*** Opening of Records provided ***

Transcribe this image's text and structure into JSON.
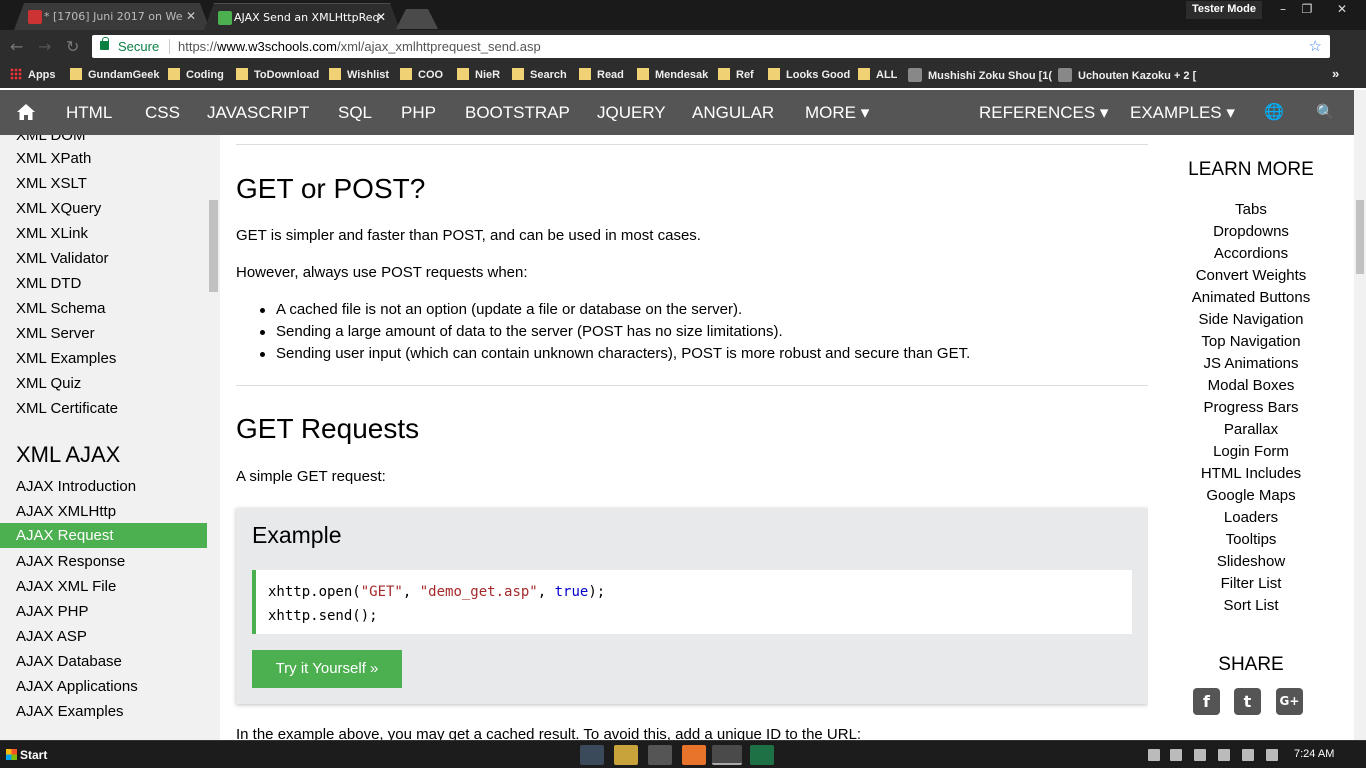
{
  "browser": {
    "tabs": [
      {
        "title": "* [1706] Juni 2017 on We",
        "active": false
      },
      {
        "title": "AJAX Send an XMLHttpReq",
        "active": true
      }
    ],
    "user_mode": "Tester Mode",
    "window_controls": {
      "minimize": "–",
      "maximize": "❐",
      "close": "✕"
    },
    "secure_label": "Secure",
    "url_scheme": "https://",
    "url_host": "www.w3schools.com",
    "url_path": "/xml/ajax_xmlhttprequest_send.asp",
    "bookmarks": [
      "Apps",
      "GundamGeek",
      "Coding",
      "ToDownload",
      "Wishlist",
      "COO",
      "NieR",
      "Search",
      "Read",
      "Mendesak",
      "Ref",
      "Looks Good",
      "ALL",
      "Mushishi Zoku Shou [1(",
      "Uchouten Kazoku + 2 ["
    ],
    "bookmarks_overflow": "»"
  },
  "topnav": {
    "items": [
      "HTML",
      "CSS",
      "JAVASCRIPT",
      "SQL",
      "PHP",
      "BOOTSTRAP",
      "JQUERY",
      "ANGULAR",
      "MORE ▾"
    ],
    "right_items": [
      "REFERENCES ▾",
      "EXAMPLES ▾"
    ],
    "globe_icon": "🌐",
    "search_icon": "🔍"
  },
  "sidebar": {
    "top_partial": "XML DOM",
    "links": [
      "XML XPath",
      "XML XSLT",
      "XML XQuery",
      "XML XLink",
      "XML Validator",
      "XML DTD",
      "XML Schema",
      "XML Server",
      "XML Examples",
      "XML Quiz",
      "XML Certificate"
    ],
    "section_heading": "XML AJAX",
    "ajax_links": [
      "AJAX Introduction",
      "AJAX XMLHttp",
      "AJAX Request",
      "AJAX Response",
      "AJAX XML File",
      "AJAX PHP",
      "AJAX ASP",
      "AJAX Database",
      "AJAX Applications",
      "AJAX Examples"
    ],
    "active": "AJAX Request"
  },
  "main": {
    "h_getpost": "GET or POST?",
    "p1": "GET is simpler and faster than POST, and can be used in most cases.",
    "p2": "However, always use POST requests when:",
    "bullets": [
      "A cached file is not an option (update a file or database on the server).",
      "Sending a large amount of data to the server (POST has no size limitations).",
      "Sending user input (which can contain unknown characters), POST is more robust and secure than GET."
    ],
    "h_get": "GET Requests",
    "p3": "A simple GET request:",
    "example_title": "Example",
    "code": {
      "l1a": "xhttp.open(",
      "l1b": "\"GET\"",
      "l1c": ", ",
      "l1d": "\"demo_get.asp\"",
      "l1e": ", ",
      "l1f": "true",
      "l1g": ");",
      "l2": "xhttp.send();"
    },
    "try_button": "Try it Yourself »",
    "p4": "In the example above, you may get a cached result. To avoid this, add a unique ID to the URL:"
  },
  "right": {
    "learn_more": "LEARN MORE",
    "links": [
      "Tabs",
      "Dropdowns",
      "Accordions",
      "Convert Weights",
      "Animated Buttons",
      "Side Navigation",
      "Top Navigation",
      "JS Animations",
      "Modal Boxes",
      "Progress Bars",
      "Parallax",
      "Login Form",
      "HTML Includes",
      "Google Maps",
      "Loaders",
      "Tooltips",
      "Slideshow",
      "Filter List",
      "Sort List"
    ],
    "share": "SHARE",
    "share_icons": [
      "f",
      "t",
      "G+"
    ]
  },
  "taskbar": {
    "start": "Start",
    "time": "7:24 AM"
  }
}
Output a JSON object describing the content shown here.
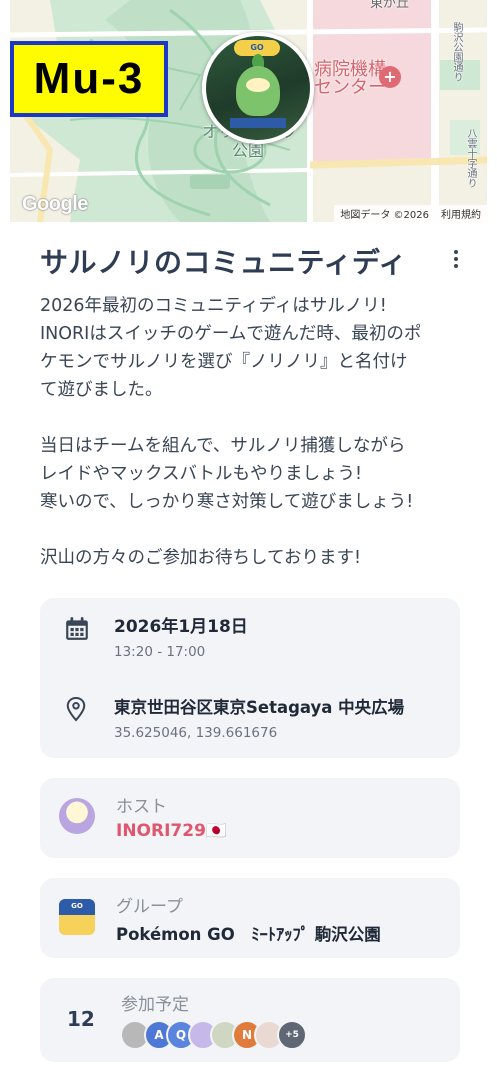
{
  "badge": {
    "label": "Mu-3"
  },
  "map": {
    "labels": {
      "top_right": "東が丘",
      "hospital_line1": "病院機構",
      "hospital_line2": "センター",
      "road_right": "駒沢公園通り",
      "road_right2": "八雲十字通り",
      "park_line1": "オリンピック",
      "park_line2": "公園"
    },
    "google_logo": "Google",
    "attribution": "地図データ ©2026",
    "terms": "利用規約"
  },
  "event": {
    "title": "サルノリのコミュニティディ",
    "description": [
      "2026年最初のコミュニティディはサルノリ!\nINORIはスイッチのゲームで遊んだ時、最初のポ\nケモンでサルノリを選び『ノリノリ』と名付け\nて遊びました。",
      "当日はチームを組んで、サルノリ捕獲しながら\nレイドやマックスバトルもやりましょう!\n寒いので、しっかり寒さ対策して遊びましょう!",
      "沢山の方々のご参加お待ちしております!"
    ]
  },
  "details": {
    "date": "2026年1月18日",
    "time": "13:20 - 17:00",
    "location": "東京世田谷区東京Setagaya 中央広場",
    "coords": "35.625046, 139.661676"
  },
  "host": {
    "label": "ホスト",
    "name": "INORI729🇯🇵",
    "name_color": "#e0566e"
  },
  "group": {
    "label": "グループ",
    "name": "Pokémon GO　ﾐｰﾄｱｯﾌﾟ 駒沢公園"
  },
  "attendees": {
    "label": "参加予定",
    "count": "12",
    "avatars": [
      "A",
      "Q",
      "N"
    ],
    "more": "+5"
  }
}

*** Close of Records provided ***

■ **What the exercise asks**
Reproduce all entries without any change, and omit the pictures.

■ **Solution to the problem**
Transcribe this image's text and structure into JSON.
{
  "browser": {
    "tabs": [
      {
        "title": "* [1706] Juni 2017 on We",
        "active": false
      },
      {
        "title": "AJAX Send an XMLHttpReq",
        "active": true
      }
    ],
    "user_mode": "Tester Mode",
    "window_controls": {
      "minimize": "–",
      "maximize": "❐",
      "close": "✕"
    },
    "secure_label": "Secure",
    "url_scheme": "https://",
    "url_host": "www.w3schools.com",
    "url_path": "/xml/ajax_xmlhttprequest_send.asp",
    "bookmarks": [
      "Apps",
      "GundamGeek",
      "Coding",
      "ToDownload",
      "Wishlist",
      "COO",
      "NieR",
      "Search",
      "Read",
      "Mendesak",
      "Ref",
      "Looks Good",
      "ALL",
      "Mushishi Zoku Shou [1(",
      "Uchouten Kazoku + 2 ["
    ],
    "bookmarks_overflow": "»"
  },
  "topnav": {
    "items": [
      "HTML",
      "CSS",
      "JAVASCRIPT",
      "SQL",
      "PHP",
      "BOOTSTRAP",
      "JQUERY",
      "ANGULAR",
      "MORE ▾"
    ],
    "right_items": [
      "REFERENCES ▾",
      "EXAMPLES ▾"
    ],
    "globe_icon": "🌐",
    "search_icon": "🔍"
  },
  "sidebar": {
    "top_partial": "XML DOM",
    "links": [
      "XML XPath",
      "XML XSLT",
      "XML XQuery",
      "XML XLink",
      "XML Validator",
      "XML DTD",
      "XML Schema",
      "XML Server",
      "XML Examples",
      "XML Quiz",
      "XML Certificate"
    ],
    "section_heading": "XML AJAX",
    "ajax_links": [
      "AJAX Introduction",
      "AJAX XMLHttp",
      "AJAX Request",
      "AJAX Response",
      "AJAX XML File",
      "AJAX PHP",
      "AJAX ASP",
      "AJAX Database",
      "AJAX Applications",
      "AJAX Examples"
    ],
    "active": "AJAX Request"
  },
  "main": {
    "h_getpost": "GET or POST?",
    "p1": "GET is simpler and faster than POST, and can be used in most cases.",
    "p2": "However, always use POST requests when:",
    "bullets": [
      "A cached file is not an option (update a file or database on the server).",
      "Sending a large amount of data to the server (POST has no size limitations).",
      "Sending user input (which can contain unknown characters), POST is more robust and secure than GET."
    ],
    "h_get": "GET Requests",
    "p3": "A simple GET request:",
    "example_title": "Example",
    "code": {
      "l1a": "xhttp.open(",
      "l1b": "\"GET\"",
      "l1c": ", ",
      "l1d": "\"demo_get.asp\"",
      "l1e": ", ",
      "l1f": "true",
      "l1g": ");",
      "l2": "xhttp.send();"
    },
    "try_button": "Try it Yourself »",
    "p4": "In the example above, you may get a cached result. To avoid this, add a unique ID to the URL:"
  },
  "right": {
    "learn_more": "LEARN MORE",
    "links": [
      "Tabs",
      "Dropdowns",
      "Accordions",
      "Convert Weights",
      "Animated Buttons",
      "Side Navigation",
      "Top Navigation",
      "JS Animations",
      "Modal Boxes",
      "Progress Bars",
      "Parallax",
      "Login Form",
      "HTML Includes",
      "Google Maps",
      "Loaders",
      "Tooltips",
      "Slideshow",
      "Filter List",
      "Sort List"
    ],
    "share": "SHARE",
    "share_icons": [
      "f",
      "t",
      "G+"
    ]
  },
  "taskbar": {
    "start": "Start",
    "time": "7:24 AM"
  }
}
Output a JSON object describing the content shown here.
{
  "badge": {
    "label": "Mu-3"
  },
  "map": {
    "labels": {
      "top_right": "東が丘",
      "hospital_line1": "病院機構",
      "hospital_line2": "センター",
      "road_right": "駒沢公園通り",
      "road_right2": "八雲十字通り",
      "park_line1": "オリンピック",
      "park_line2": "公園"
    },
    "google_logo": "Google",
    "attribution": "地図データ ©2026",
    "terms": "利用規約"
  },
  "event": {
    "title": "サルノリのコミュニティディ",
    "description": [
      "2026年最初のコミュニティディはサルノリ!\nINORIはスイッチのゲームで遊んだ時、最初のポ\nケモンでサルノリを選び『ノリノリ』と名付け\nて遊びました。",
      "当日はチームを組んで、サルノリ捕獲しながら\nレイドやマックスバトルもやりましょう!\n寒いので、しっかり寒さ対策して遊びましょう!",
      "沢山の方々のご参加お待ちしております!"
    ]
  },
  "details": {
    "date": "2026年1月18日",
    "time": "13:20 - 17:00",
    "location": "東京世田谷区東京Setagaya 中央広場",
    "coords": "35.625046, 139.661676"
  },
  "host": {
    "label": "ホスト",
    "name": "INORI729🇯🇵",
    "name_color": "#e0566e"
  },
  "group": {
    "label": "グループ",
    "name": "Pokémon GO　ﾐｰﾄｱｯﾌﾟ 駒沢公園"
  },
  "attendees": {
    "label": "参加予定",
    "count": "12",
    "avatars": [
      "A",
      "Q",
      "N"
    ],
    "more": "+5"
  }
}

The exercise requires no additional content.